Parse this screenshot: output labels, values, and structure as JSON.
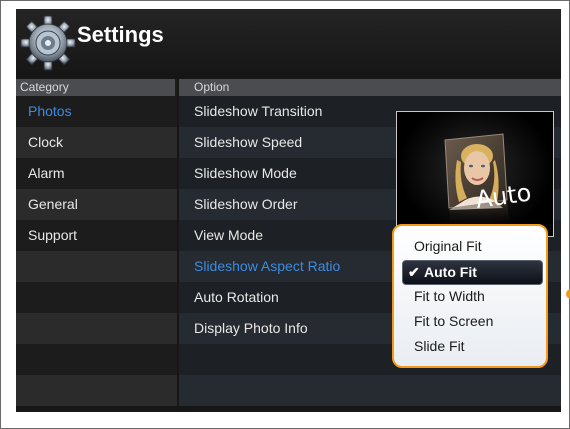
{
  "header": {
    "title": "Settings",
    "icon": "gear-icon"
  },
  "columns": {
    "category": "Category",
    "option": "Option"
  },
  "categories": [
    "Photos",
    "Clock",
    "Alarm",
    "General",
    "Support"
  ],
  "options": [
    "Slideshow Transition",
    "Slideshow Speed",
    "Slideshow Mode",
    "Slideshow Order",
    "View Mode",
    "Slideshow Aspect Ratio",
    "Auto Rotation",
    "Display Photo Info"
  ],
  "preview": {
    "label": "Auto"
  },
  "popup": {
    "items": [
      "Original Fit",
      "Auto Fit",
      "Fit to Width",
      "Fit to Screen",
      "Slide Fit"
    ],
    "selected": "Auto Fit",
    "check": "✔"
  },
  "colors": {
    "accent": "#3c8be0",
    "highlight": "#f39a1c"
  }
}
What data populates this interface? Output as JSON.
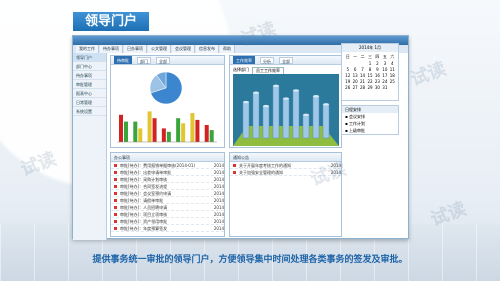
{
  "app": {
    "banner_title": "领导门户",
    "caption": "提供事务统一审批的领导门户，方便领导集中时间处理各类事务的签发及审批。"
  },
  "tabs": [
    "我的工作",
    "待办事项",
    "已办事项",
    "公文管理",
    "会议管理",
    "信息发布",
    "帮助"
  ],
  "sidebar": {
    "items": [
      "领导门户",
      "部门中心",
      "待办事项",
      "审批管理",
      "报表中心",
      "日常管理",
      "系统设置"
    ]
  },
  "panels": {
    "left_chart": {
      "header_left": "待审批",
      "header_mid": "部门",
      "header_right": "全部"
    },
    "work_status": {
      "title": "工作效率",
      "header_mid": "分析",
      "header_right": "全部",
      "filter_label": "选择部门",
      "filter_value": "员工工作效率"
    },
    "todo": {
      "title": "办公事项",
      "rows": [
        {
          "text": "审批[待办]：费用报销单据审核(2014-01)",
          "date": "2014"
        },
        {
          "text": "审批[待办]：出差申请单审批",
          "date": "2014"
        },
        {
          "text": "审批[待办]：采购计划审核",
          "date": "2014"
        },
        {
          "text": "审批[待办]：合同签发流程",
          "date": "2014"
        },
        {
          "text": "审批[待办]：会议室预约申请",
          "date": "2014"
        },
        {
          "text": "审批[待办]：请假单审批",
          "date": "2014"
        },
        {
          "text": "审批[待办]：人员招聘申请",
          "date": "2014"
        },
        {
          "text": "审批[待办]：项目立项审核",
          "date": "2014"
        },
        {
          "text": "审批[待办]：资产领用审批",
          "date": "2014"
        },
        {
          "text": "审批[待办]：年度预算签发",
          "date": "2014"
        }
      ]
    },
    "notice": {
      "title": "通知公告",
      "rows": [
        {
          "text": "关于开展年度考核工作的通知",
          "date": "2014"
        },
        {
          "text": "关于加强安全管理的通知",
          "date": "2014"
        }
      ]
    }
  },
  "calendar": {
    "title": "2014年 1月",
    "weekdays": [
      "日",
      "一",
      "二",
      "三",
      "四",
      "五",
      "六"
    ],
    "days": [
      "",
      "",
      "",
      "1",
      "2",
      "3",
      "4",
      "5",
      "6",
      "7",
      "8",
      "9",
      "10",
      "11",
      "12",
      "13",
      "14",
      "15",
      "16",
      "17",
      "18",
      "19",
      "20",
      "21",
      "22",
      "23",
      "24",
      "25",
      "26",
      "27",
      "28",
      "29",
      "30",
      "31"
    ],
    "events_title": "日程安排",
    "events": [
      "会议安排",
      "工作计划",
      "上级审批"
    ]
  },
  "watermarks": [
    "试读",
    "试读",
    "试读",
    "试读",
    "试读"
  ],
  "colors": {
    "accent": "#1d6fb4",
    "red": "#d22222",
    "green": "#3aa53a",
    "yellow": "#e2c530"
  },
  "chart_data": [
    {
      "type": "pie",
      "values": [
        70,
        20,
        10
      ],
      "labels": [
        "",
        "",
        ""
      ]
    },
    {
      "type": "bar",
      "categories": [
        "1",
        "2",
        "3",
        "4",
        "5",
        "6",
        "7"
      ],
      "series": [
        {
          "values": [
            80,
            60,
            90,
            40,
            70,
            85,
            50
          ]
        },
        {
          "values": [
            60,
            40,
            70,
            30,
            55,
            65,
            35
          ]
        }
      ],
      "ylim": [
        0,
        100
      ]
    },
    {
      "type": "bar",
      "categories": [
        "1",
        "2",
        "3",
        "4",
        "5",
        "6",
        "7",
        "8",
        "9"
      ],
      "values": [
        62,
        78,
        55,
        90,
        68,
        82,
        40,
        72,
        58
      ],
      "ylim": [
        0,
        100
      ]
    }
  ]
}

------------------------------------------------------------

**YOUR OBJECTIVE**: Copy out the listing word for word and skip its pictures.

**TASK RESULT**:
Parse this screenshot: output labels, values, and structure as JSON.
{
  "header": {
    "title": "Settings",
    "icon": "gear-icon"
  },
  "columns": {
    "category": "Category",
    "option": "Option"
  },
  "categories": [
    "Photos",
    "Clock",
    "Alarm",
    "General",
    "Support"
  ],
  "options": [
    "Slideshow Transition",
    "Slideshow Speed",
    "Slideshow Mode",
    "Slideshow Order",
    "View Mode",
    "Slideshow Aspect Ratio",
    "Auto Rotation",
    "Display Photo Info"
  ],
  "preview": {
    "label": "Auto"
  },
  "popup": {
    "items": [
      "Original Fit",
      "Auto Fit",
      "Fit to Width",
      "Fit to Screen",
      "Slide Fit"
    ],
    "selected": "Auto Fit",
    "check": "✔"
  },
  "colors": {
    "accent": "#3c8be0",
    "highlight": "#f39a1c"
  }
}
What data populates this interface? Output as JSON.
{
  "app": {
    "banner_title": "领导门户",
    "caption": "提供事务统一审批的领导门户，方便领导集中时间处理各类事务的签发及审批。"
  },
  "tabs": [
    "我的工作",
    "待办事项",
    "已办事项",
    "公文管理",
    "会议管理",
    "信息发布",
    "帮助"
  ],
  "sidebar": {
    "items": [
      "领导门户",
      "部门中心",
      "待办事项",
      "审批管理",
      "报表中心",
      "日常管理",
      "系统设置"
    ]
  },
  "panels": {
    "left_chart": {
      "header_left": "待审批",
      "header_mid": "部门",
      "header_right": "全部"
    },
    "work_status": {
      "title": "工作效率",
      "header_mid": "分析",
      "header_right": "全部",
      "filter_label": "选择部门",
      "filter_value": "员工工作效率"
    },
    "todo": {
      "title": "办公事项",
      "rows": [
        {
          "text": "审批[待办]：费用报销单据审核(2014-01)",
          "date": "2014"
        },
        {
          "text": "审批[待办]：出差申请单审批",
          "date": "2014"
        },
        {
          "text": "审批[待办]：采购计划审核",
          "date": "2014"
        },
        {
          "text": "审批[待办]：合同签发流程",
          "date": "2014"
        },
        {
          "text": "审批[待办]：会议室预约申请",
          "date": "2014"
        },
        {
          "text": "审批[待办]：请假单审批",
          "date": "2014"
        },
        {
          "text": "审批[待办]：人员招聘申请",
          "date": "2014"
        },
        {
          "text": "审批[待办]：项目立项审核",
          "date": "2014"
        },
        {
          "text": "审批[待办]：资产领用审批",
          "date": "2014"
        },
        {
          "text": "审批[待办]：年度预算签发",
          "date": "2014"
        }
      ]
    },
    "notice": {
      "title": "通知公告",
      "rows": [
        {
          "text": "关于开展年度考核工作的通知",
          "date": "2014"
        },
        {
          "text": "关于加强安全管理的通知",
          "date": "2014"
        }
      ]
    }
  },
  "calendar": {
    "title": "2014年 1月",
    "weekdays": [
      "日",
      "一",
      "二",
      "三",
      "四",
      "五",
      "六"
    ],
    "days": [
      "",
      "",
      "",
      "1",
      "2",
      "3",
      "4",
      "5",
      "6",
      "7",
      "8",
      "9",
      "10",
      "11",
      "12",
      "13",
      "14",
      "15",
      "16",
      "17",
      "18",
      "19",
      "20",
      "21",
      "22",
      "23",
      "24",
      "25",
      "26",
      "27",
      "28",
      "29",
      "30",
      "31"
    ],
    "events_title": "日程安排",
    "events": [
      "会议安排",
      "工作计划",
      "上级审批"
    ]
  },
  "watermarks": [
    "试读",
    "试读",
    "试读",
    "试读",
    "试读"
  ],
  "colors": {
    "accent": "#1d6fb4",
    "red": "#d22222",
    "green": "#3aa53a",
    "yellow": "#e2c530"
  },
  "chart_data": [
    {
      "type": "pie",
      "values": [
        70,
        20,
        10
      ],
      "labels": [
        "",
        "",
        ""
      ]
    },
    {
      "type": "bar",
      "categories": [
        "1",
        "2",
        "3",
        "4",
        "5",
        "6",
        "7"
      ],
      "series": [
        {
          "values": [
            80,
            60,
            90,
            40,
            70,
            85,
            50
          ]
        },
        {
          "values": [
            60,
            40,
            70,
            30,
            55,
            65,
            35
          ]
        }
      ],
      "ylim": [
        0,
        100
      ]
    },
    {
      "type": "bar",
      "categories": [
        "1",
        "2",
        "3",
        "4",
        "5",
        "6",
        "7",
        "8",
        "9"
      ],
      "values": [
        62,
        78,
        55,
        90,
        68,
        82,
        40,
        72,
        58
      ],
      "ylim": [
        0,
        100
      ]
    }
  ]
}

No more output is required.